Earl Morrall dies at age 79
MIAMI (AP) — Earl Morrall stepped in when the 1972 Miami Dolphins needed him most. And then he willingly stepped aside, earning enduring admiration from his teammates and coach Don Shula.
Morrall, who started 11 games during the Dolphins’ perfect season and spent 21 years as an NFL quarterback, died Friday at age 79. He had been in failing health for some time.
“There would be no perfect season, and probably no Super Bowl win in 1972, without Earl Morrall,” Bob Griese said Friday.

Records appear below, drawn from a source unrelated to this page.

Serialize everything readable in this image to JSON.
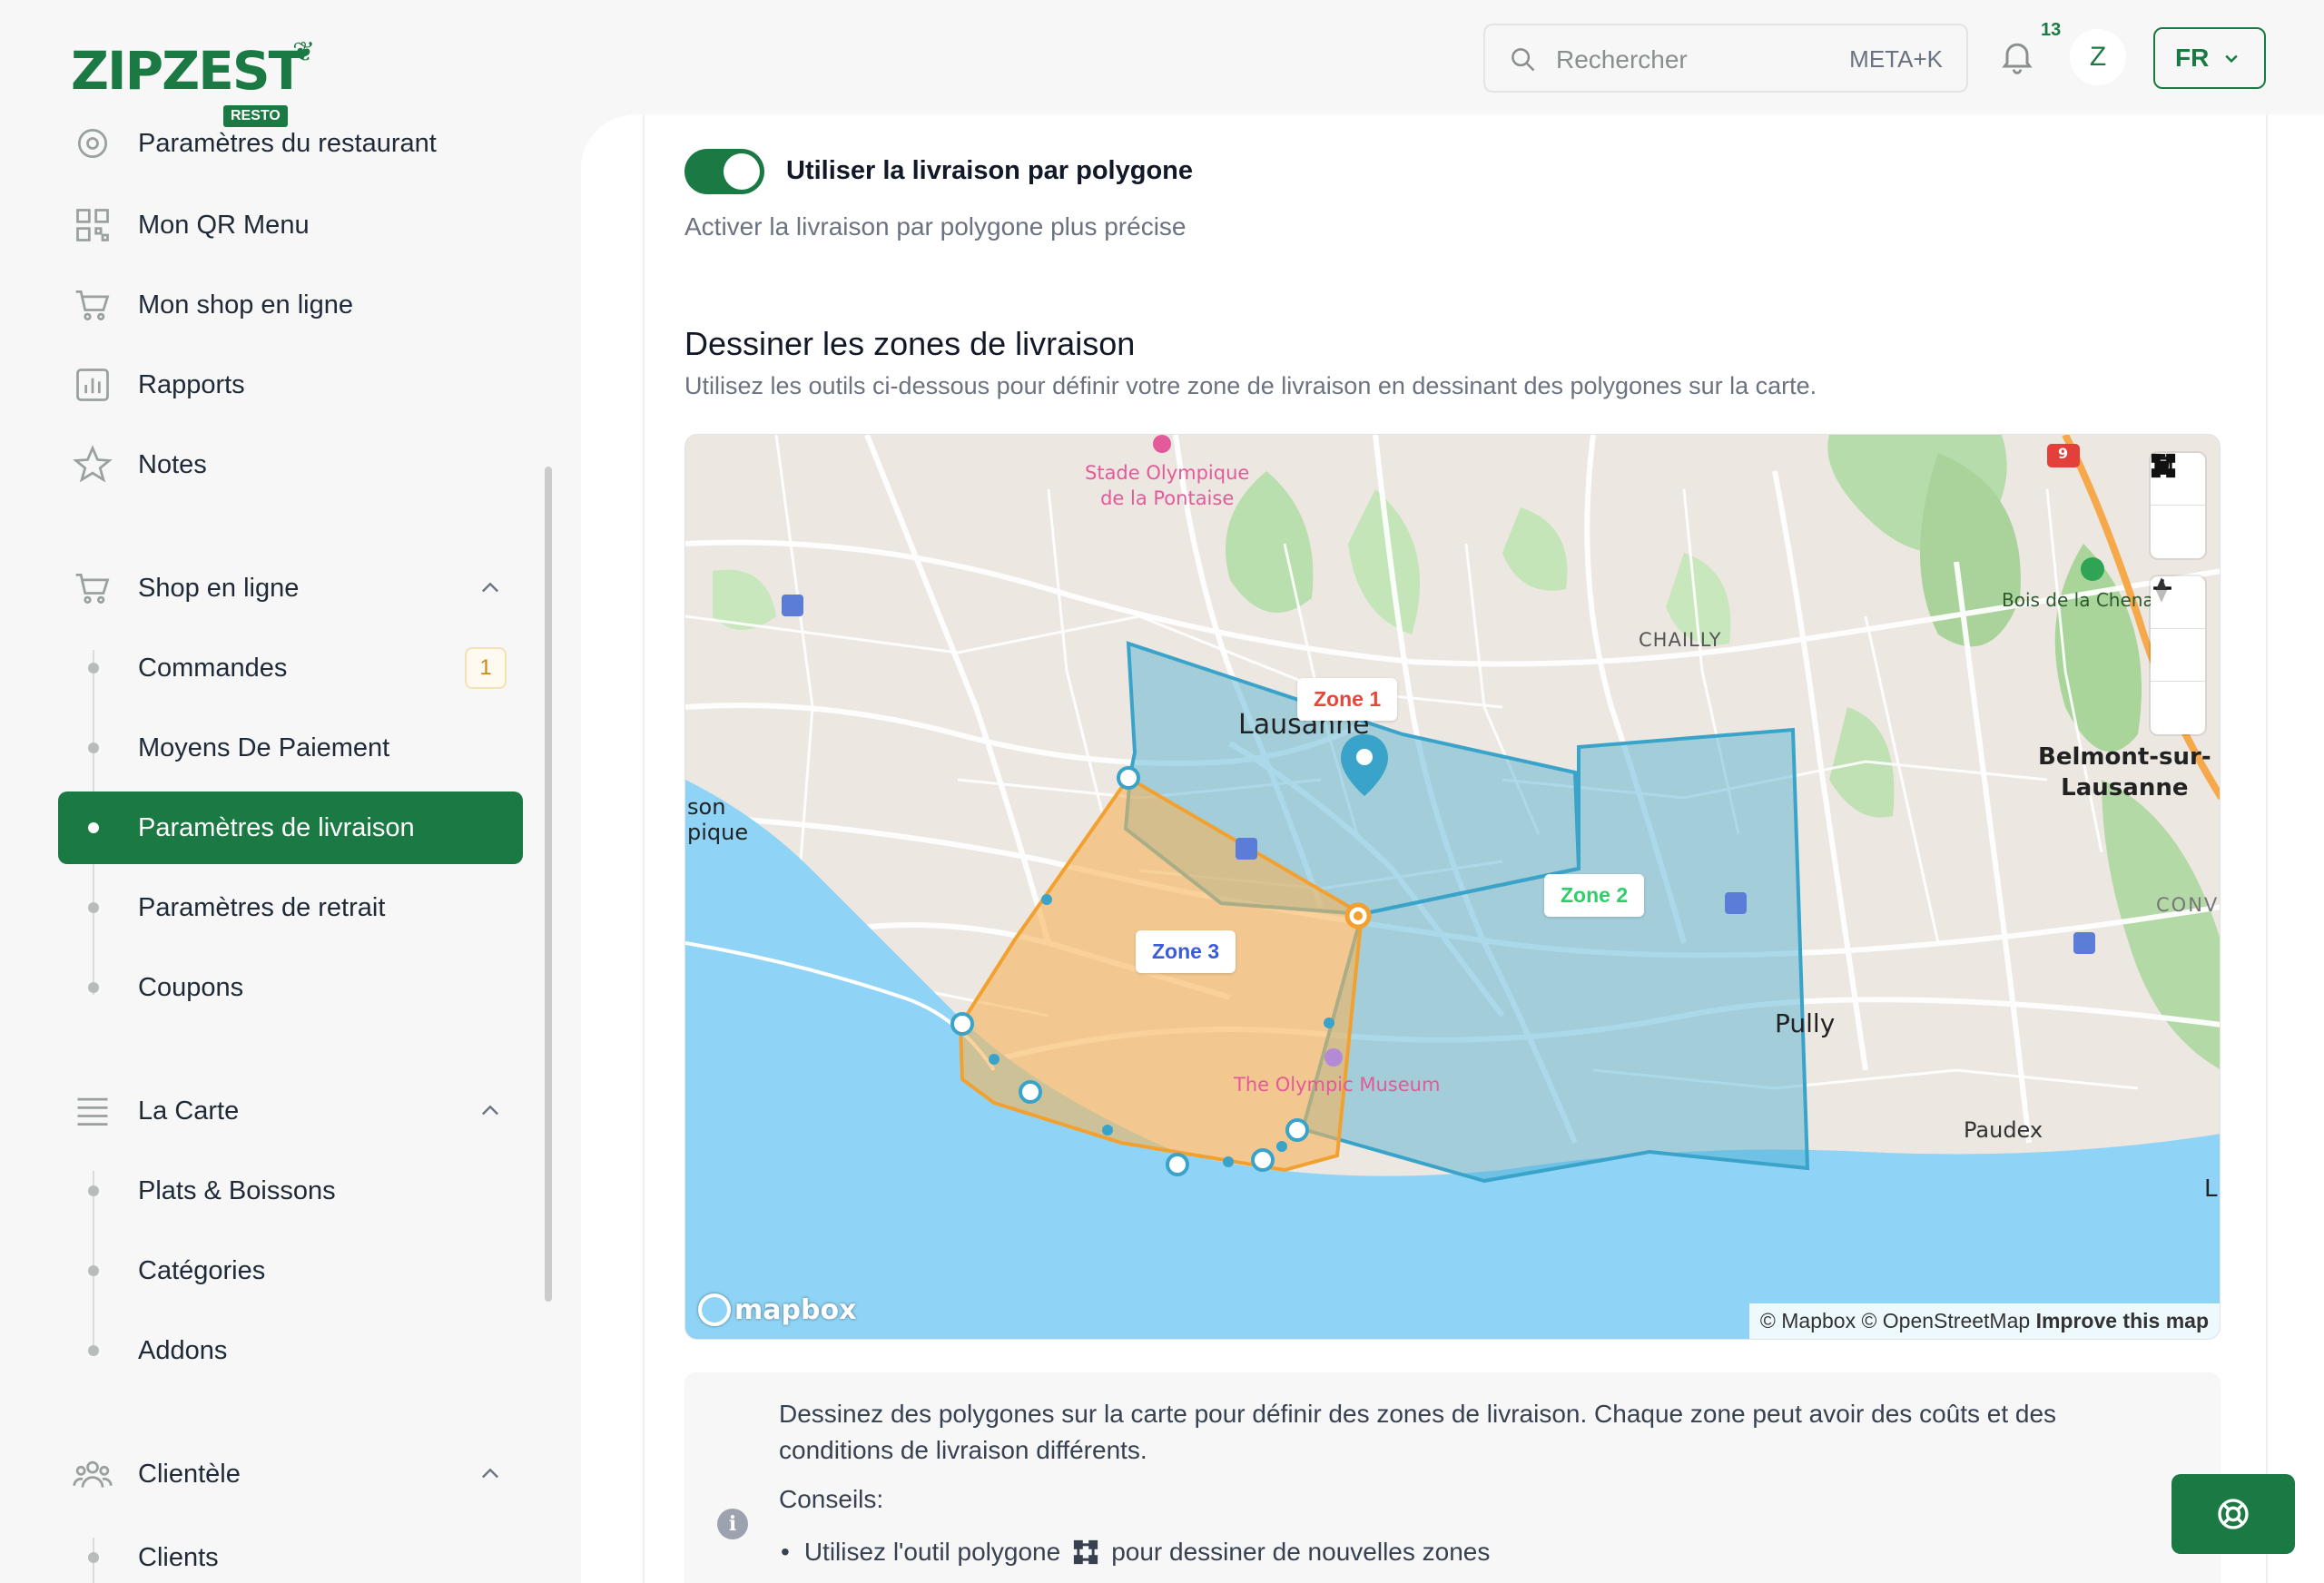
{
  "brand": {
    "name": "ZIPZEST",
    "badge": "RESTO"
  },
  "header": {
    "search_placeholder": "Rechercher",
    "search_shortcut": "META+K",
    "notification_count": "13",
    "avatar_initial": "Z",
    "language": "FR"
  },
  "sidebar": {
    "top_items": [
      {
        "label": "Paramètres du restaurant",
        "icon": "settings-icon"
      },
      {
        "label": "Mon QR Menu",
        "icon": "qr-code-icon"
      },
      {
        "label": "Mon shop en ligne",
        "icon": "cart-icon"
      },
      {
        "label": "Rapports",
        "icon": "chart-icon"
      },
      {
        "label": "Notes",
        "icon": "star-icon"
      }
    ],
    "shop_section": {
      "label": "Shop en ligne",
      "items": [
        {
          "label": "Commandes",
          "badge": "1"
        },
        {
          "label": "Moyens De Paiement"
        },
        {
          "label": "Paramètres de livraison",
          "active": true
        },
        {
          "label": "Paramètres de retrait"
        },
        {
          "label": "Coupons"
        }
      ]
    },
    "carte_section": {
      "label": "La Carte",
      "items": [
        {
          "label": "Plats & Boissons"
        },
        {
          "label": "Catégories"
        },
        {
          "label": "Addons"
        }
      ]
    },
    "client_section": {
      "label": "Clientèle",
      "items": [
        {
          "label": "Clients"
        }
      ]
    }
  },
  "main": {
    "toggle_label": "Utiliser la livraison par polygone",
    "toggle_on": true,
    "toggle_description": "Activer la livraison par polygone plus précise",
    "section_title": "Dessiner les zones de livraison",
    "section_description": "Utilisez les outils ci-dessous pour définir votre zone de livraison en dessinant des polygones sur la carte.",
    "map": {
      "zones": [
        {
          "label": "Zone 1",
          "color": "#e5483b"
        },
        {
          "label": "Zone 2",
          "color": "#2fce6a"
        },
        {
          "label": "Zone 3",
          "color": "#3b5bdb"
        }
      ],
      "place_labels": {
        "stade": "Stade Olympique",
        "stade2": "de la Pontaise",
        "lausanne": "Lausanne",
        "chailly": "CHAILLY",
        "bois": "Bois de la Chenaie",
        "belmont1": "Belmont-sur-",
        "belmont2": "Lausanne",
        "pully": "Pully",
        "paudex": "Paudex",
        "museum": "The Olympic Museum",
        "conv": "CONV",
        "son": "son",
        "pique": "pique",
        "l": "L",
        "route": "9"
      },
      "logo": "mapbox",
      "attribution": "© Mapbox © OpenStreetMap",
      "improve_link": "Improve this map"
    },
    "info": {
      "text": "Dessinez des polygones sur la carte pour définir des zones de livraison. Chaque zone peut avoir des coûts et des conditions de livraison différents.",
      "tips_label": "Conseils:",
      "tip1_before": "Utilisez l'outil polygone",
      "tip1_after": "pour dessiner de nouvelles zones"
    }
  },
  "colors": {
    "brand": "#1b7a43",
    "zone_blue": "#4aaed1",
    "zone_orange": "#f5a23b",
    "water": "#8fd3f5"
  }
}
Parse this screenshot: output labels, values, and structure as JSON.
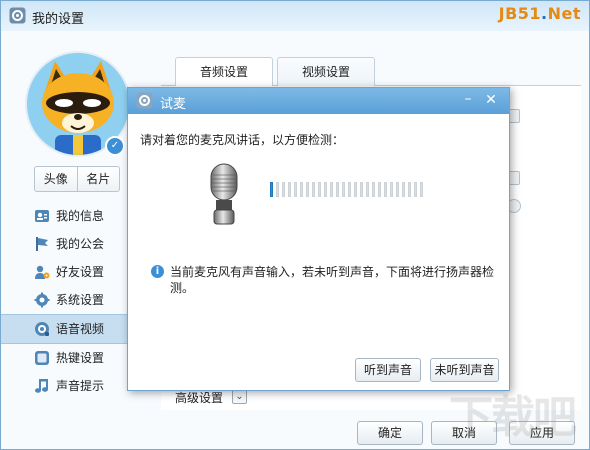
{
  "window": {
    "title": "我的设置",
    "brand_main": "JB51",
    "brand_dot": ".",
    "brand_suffix": "Net"
  },
  "profile": {
    "avatar_buttons": [
      "头像",
      "名片"
    ]
  },
  "sidebar": {
    "items": [
      {
        "label": "我的信息",
        "icon": "user-card-icon"
      },
      {
        "label": "我的公会",
        "icon": "flag-icon"
      },
      {
        "label": "好友设置",
        "icon": "friend-settings-icon"
      },
      {
        "label": "系统设置",
        "icon": "gear-icon"
      },
      {
        "label": "语音视频",
        "icon": "voice-video-icon"
      },
      {
        "label": "热键设置",
        "icon": "keyboard-icon"
      },
      {
        "label": "声音提示",
        "icon": "music-note-icon"
      }
    ],
    "active_index": 4
  },
  "main": {
    "tabs": [
      "音频设置",
      "视频设置"
    ],
    "active_tab": 0,
    "advanced_label": "高级设置"
  },
  "footer": {
    "ok_label": "确定",
    "cancel_label": "取消",
    "apply_label": "应用"
  },
  "dialog": {
    "title": "试麦",
    "prompt": "请对着您的麦克风讲话，以方便检测：",
    "meter": {
      "total_bars": 26,
      "active_bars": 1
    },
    "info": "当前麦克风有声音输入，若未听到声音，下面将进行扬声器检测。",
    "heard_label": "听到声音",
    "not_heard_label": "未听到声音"
  },
  "colors": {
    "accent": "#2b8fd8",
    "dialog_titlebar": "#5aa0d8",
    "active_nav": "#c6def0",
    "brand": "#e58a12"
  }
}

When Griese broke his ankle in 1972, Morrall came off the bench and started the final nine games of the regular season. Morrall won praise from Shula for returning to the sideline without complaint when Griese came back to play in the final two postseason games, including the Super Bowl to cap the only perfect season in NFL history.
Morrall also played for the 49ers, Steelers, Lions, Giants and Colts, winning three Super Bowl rings. He came off the bench to replace an injured Johnny Unitas and help the Colts win the Super Bowl to cap the 1970 season, and he was the backup to Griese on the Dolphins’ 1973 championship team.
Morrall also was the starting quarterback opposite Joe Namath in the 1969 Super Bowl after guiding the Colts to the conference title and winning the league’s MVP award. He struggled in that famous 16-7 loss to the Jets, throwing key interceptions, and was benched during the second half for Unitas.
The ‘72 Dolphins were led by such future Pro Football Hall of Famers as Shula, Griese, Larry Csonka and Paul Warfield, but their season might be long forgotten if not for Morrall, then regarded as a journeyman who looked the part with his old-school flattop haircut.
That’s why Shula — who also coached Unitas and Dan Marino — held Morrall in special regard as a quarterback.
“When Bob went down, Earl stepped in like nothing happened, and we just won all the games,” Shula said in a 2007 interview. “Then Griese was healthy for the AFC championship game against Pittsburgh, and I put Bob in the second half and he helped us come from behind and win the game.
“Then I had a decision to make, which to me has always been the toughest decision I’ve ever had to make — who to start in the Super Bowl. Earl had done such a great job to get me there, but Bob was my quarterback going into the season, and he was my quarterback of the future. So I figured as long as Bob was healthy and ready to go, I was going back to Bob.
“So I’ve always said Unitas, Griese and Dan Marino are in the Hall of Fame, and Earl is in my own personal Hall of Fame.”
Griese said Morrall acknowledged he didn’t like Shula’s decision, but accepted it.
“He said, ‘I don’t agree with you, but whatever you think is best for the team, I’ll go along with it,’” Griese said. “That’s the way Earl was throughout his career.
“He was the most popular guy in the locker room because of his personality. He always had a smile, a good word, a pat on the back, whether he knew you or didn’t. He was just an upbeat good guy.”
The 1972 Dolphins finished 17-0, but Morrall said they seldom dwelled on their perfect record as the season progressed, because they were focused only on winning the Super Bowl after losing in the title game the previous year.
He recalled a teammate raising the subject of being undefeated just once — before the final regular-season game.
“We were going to play the Colts, and that’s the only time I heard something about it in the locker room,” Morrall said in 2007. “It wasn’t about going undefeated. It was, ‘Guys, if we’re going to lose a game, this is the one to lose.’”
At 38, Morrall was the oldest player on the 1972 Dolphins. He attended their 40th reunion in 2012 and said he thought most of his ex-teammates looked good.
“We’ve all gotten a little bigger and stronger,” Morrall said with a smile.
He was inducted into the Dolphins’ Walk of Fame that year. Morrall also attended an 80th birthday party for Shula in 2010.
“We’re just happy Don made it this long,” Morrall said. “When he cut some of the players, they had ill feelings and might have got to him.”
Morrall was a Michigan native who played at Michigan State. He led the Spartans to two Rose Bowl victories, and was an infielder in the 1954 College World Series.
“He was a great Spartan,” current Michigan State football coach Mark Dantonio said.
Morrall was the second overall pick in the 1956 draft. He was never able to hold a No. 1 job for long but developed a reputation as a super sub and was once traded for Bobby Layne, one of the greatest quarterbacks in NFL history.
In retirement Morrall lived in Naples, Fla., where former teammate Charlie Babb also lives.
“I was the youngest guy on the ‘72 team,” said Babb, a defensive back. “Earl was 37 when I’m a 22-year-old rookie. He was kind of like Pops, and he was the king of the flattop. He was kind of a father figure to us young guys, until it was time to hit him. Then we didn’t mind hitting him.
“Earl was a gentleman and a great representative of the NFL. He’ll be missed.”